Earlier today, Meghan Trainor released the music video for her new single “Me Too.” And then, shortly thereafter, she unreleased it, claiming that her body had been digitally altered without her knowledge or permission. “I took down the ‘Me Too’ video because they Photoshopped the crap out of me,” as she explained to her fans on Snapchat. “And I’m so sick of it and I’m over it, so I took it down until they fix it. My waist is not that teeny, I had a bomb waist that night.
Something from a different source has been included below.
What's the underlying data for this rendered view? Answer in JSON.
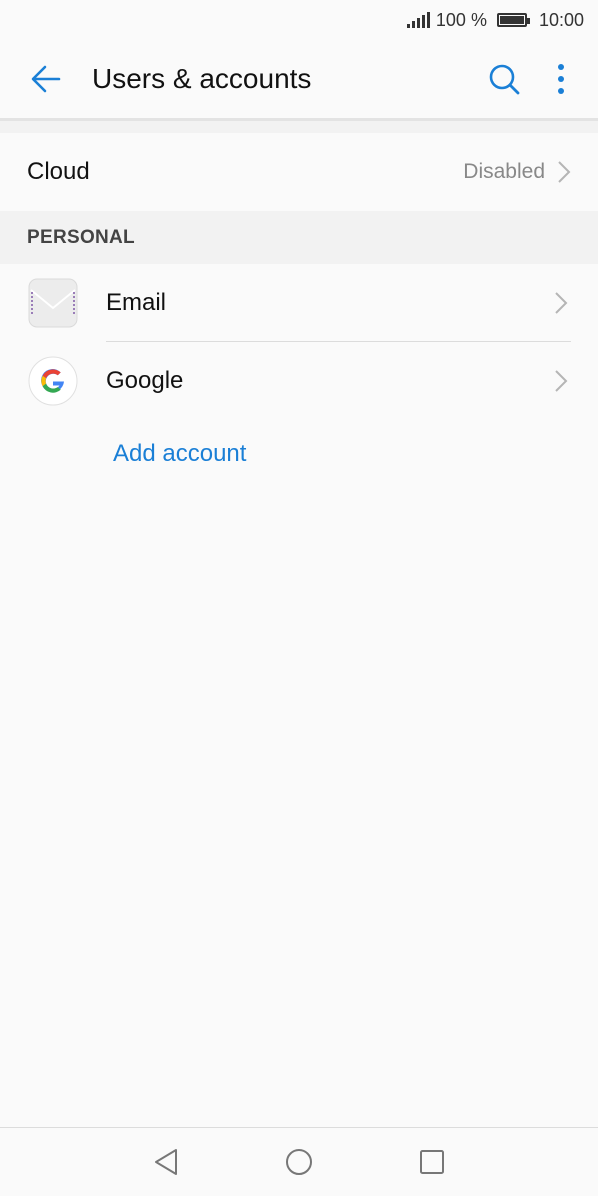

I don’t know why they didn’t like my waist, but I didn’t approve that video and it went out for the world, so I’m embarrassed … The video is still one of my favorite videos I’ve ever done, I’m very proud of it. I just am pissed off that they broke my ribs, you know?”

If it’s true, it’s understandable that she’s pissed off about it. Last week, Rumer Wilis said that Photoshopping women is a form of bullying, and this sort of thing famously didn’t work out very well for Paula Abdul in her “The Promise Of A New Day” music video. Plus, we’re talking about a woman whose breakout hit, whether or not you think it succeeded in its aims, was at least supposed to be all about body positivity, and literally included the lyrics “I see the magazine workin’ that Photoshop/ We know that shit ain’t real, come on now, make it stop.” Check out the offending video below.

UPDATE: Trainor was interviewed about the controversy in USA Today: “I saw fans posting it and was like, ‘Why are fans ruining my waist? Are you kidding?’ Then I went to the video and was like, ‘Oh my god.’ I texted the editors like, ‘I never asked you to touch my waist. I want my waist back.’ … I had to try not to cry because I had my [makeup] done, and was like, ‘Don’t ruin this. Go work and ignore it,’ but I couldn’t help it. I [posted a video] on Snapchat and was like, ‘Hey, took down my video because people are still breaking me and Photoshopping me and I’m sick of it. I’m over it. I’m so done.'”

UPDATE 2: Here’s the revised video.

Trainor further explained to Howard Stern why she called Epic’s L.A. Reid and Sylvia Rhone to take the video down when she saw fans’ Instagrams. “If you look at the picture, it’s really awful … I worked so hard, that was like a 22-hour shoot, that was 2AM, I had a Spanx, corset, everything. I couldn’t have gotten more compliments that night of: ‘Oh, you look so snatched.’ And for them to cut off another half, I was like, ‘But why would I wear all that torture?'”